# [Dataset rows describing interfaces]
====================
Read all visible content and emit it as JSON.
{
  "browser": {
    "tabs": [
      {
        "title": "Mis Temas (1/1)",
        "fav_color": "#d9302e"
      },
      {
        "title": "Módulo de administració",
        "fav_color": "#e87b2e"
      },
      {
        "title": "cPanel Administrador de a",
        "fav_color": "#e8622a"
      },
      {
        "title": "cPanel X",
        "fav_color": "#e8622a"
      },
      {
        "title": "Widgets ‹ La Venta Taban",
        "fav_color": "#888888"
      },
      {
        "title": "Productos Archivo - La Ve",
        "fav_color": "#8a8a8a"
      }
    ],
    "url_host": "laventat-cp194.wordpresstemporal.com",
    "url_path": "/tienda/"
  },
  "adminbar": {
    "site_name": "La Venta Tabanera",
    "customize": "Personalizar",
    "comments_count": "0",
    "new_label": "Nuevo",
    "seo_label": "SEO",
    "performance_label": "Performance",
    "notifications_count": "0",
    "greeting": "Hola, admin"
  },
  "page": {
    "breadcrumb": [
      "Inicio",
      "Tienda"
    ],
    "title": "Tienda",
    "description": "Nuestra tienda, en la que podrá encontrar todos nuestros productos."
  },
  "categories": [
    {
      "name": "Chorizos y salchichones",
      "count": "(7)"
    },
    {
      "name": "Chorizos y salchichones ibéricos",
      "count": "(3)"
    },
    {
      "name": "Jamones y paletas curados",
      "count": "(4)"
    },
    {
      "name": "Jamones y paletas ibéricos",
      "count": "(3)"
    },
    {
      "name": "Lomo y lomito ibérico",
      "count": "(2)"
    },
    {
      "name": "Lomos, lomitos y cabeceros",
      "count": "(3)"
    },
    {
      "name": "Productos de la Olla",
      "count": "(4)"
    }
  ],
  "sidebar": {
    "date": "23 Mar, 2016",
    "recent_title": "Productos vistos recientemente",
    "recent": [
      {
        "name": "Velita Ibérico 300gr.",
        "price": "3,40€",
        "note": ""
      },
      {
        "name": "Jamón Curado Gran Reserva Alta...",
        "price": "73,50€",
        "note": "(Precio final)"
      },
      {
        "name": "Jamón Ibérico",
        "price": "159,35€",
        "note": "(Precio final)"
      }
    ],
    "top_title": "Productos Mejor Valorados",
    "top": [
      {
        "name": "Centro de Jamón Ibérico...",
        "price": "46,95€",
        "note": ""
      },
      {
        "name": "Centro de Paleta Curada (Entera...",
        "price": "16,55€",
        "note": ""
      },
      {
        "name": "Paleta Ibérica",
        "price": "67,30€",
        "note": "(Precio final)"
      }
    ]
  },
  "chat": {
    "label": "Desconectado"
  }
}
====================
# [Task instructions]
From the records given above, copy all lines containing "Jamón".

# [Output below]
        "name": "Jamón Curado Gran Reserva Alta...",
        "name": "Jamón Ibérico",
        "name": "Centro de Jamón Ibérico...",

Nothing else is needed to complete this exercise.